By the way... I did ICU for 5 years and switched over to Cath Lab recently. Love it and haven't looked back. It's been the best career decision I've made so far. 

Edited by ICUman

Share this post


Link to post
Share on other sites

dianah has 45 years experience as a ADN and specializes in Cath Lab/Radiology.

2 Followers; 9 Articles; 2,733 Posts; 68,014 Profile Views

ICUMan, we are training a tech right now, to help scrub the cases and help with maintaining stock.  She has OR experience so isn't a complete neophyte. 😉

Perhaps the benefit of doing ablations reduces the number of admissions for afib w/RVR, and required cardioversions, and eventually maybe the pt can go off anticoagulants, with their inherent risks?  Dunno, have never done a study.  🙂

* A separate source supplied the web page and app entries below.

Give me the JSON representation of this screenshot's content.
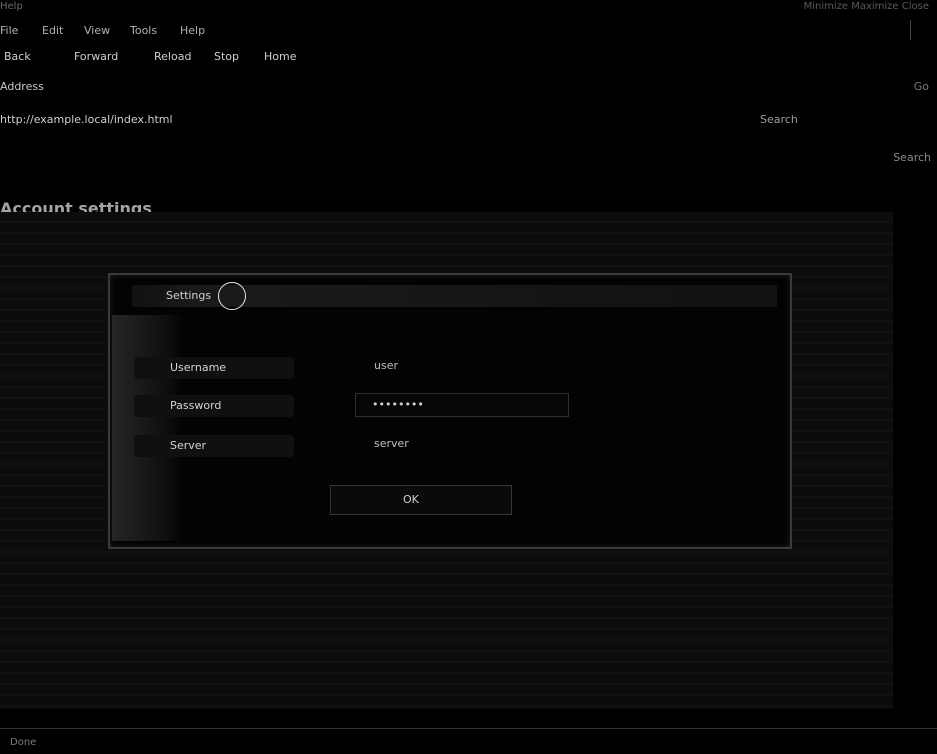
{
  "window": {
    "title": "Help",
    "right_text": "Minimize  Maximize  Close"
  },
  "menubar": {
    "items": [
      "File",
      "Edit",
      "View",
      "Tools",
      "Help"
    ]
  },
  "toolbar": {
    "buttons": [
      "Back",
      "Forward",
      "Reload",
      "Stop",
      "Home"
    ]
  },
  "addressbar": {
    "left": "Address",
    "middle": "",
    "right": "Go"
  },
  "url": {
    "value": "http://example.local/index.html",
    "go_label": "Search"
  },
  "search": {
    "hint": "Search"
  },
  "page": {
    "heading": "Account settings"
  },
  "dialog": {
    "title": "Settings",
    "close_label": "",
    "fields": [
      {
        "label": "Username",
        "value": "user"
      },
      {
        "label": "Password",
        "value": "••••••••"
      },
      {
        "label": "Server",
        "value": "server"
      }
    ],
    "ok_label": "OK"
  },
  "status": {
    "left": "Done",
    "right": ""
  }
}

We are 1/2 mile from a large sister hospital, who already maintains on-call staff.  The Cardiology Fellows rotate between the two hospitals as well, and their Interventional Cardiologists come over occasionally to help staff for caths.  Apparently it has not been shown to be cost-effective for us to be on call, for the small amount of cases that would occur.  Our after-hour STEMIs are sent to the sister institution.

I am so glad you are excited with your area change!  There is so much to learn, and it is cerebral as well as hands-on, as I'm sure you are finding!  🙂

Share this post


Link to post
Share on other sites
×

This site uses cookies. By using this site, you consent to the placement of these cookies. Read our Privacy, Cookies, and Terms of Service Policies to learn more.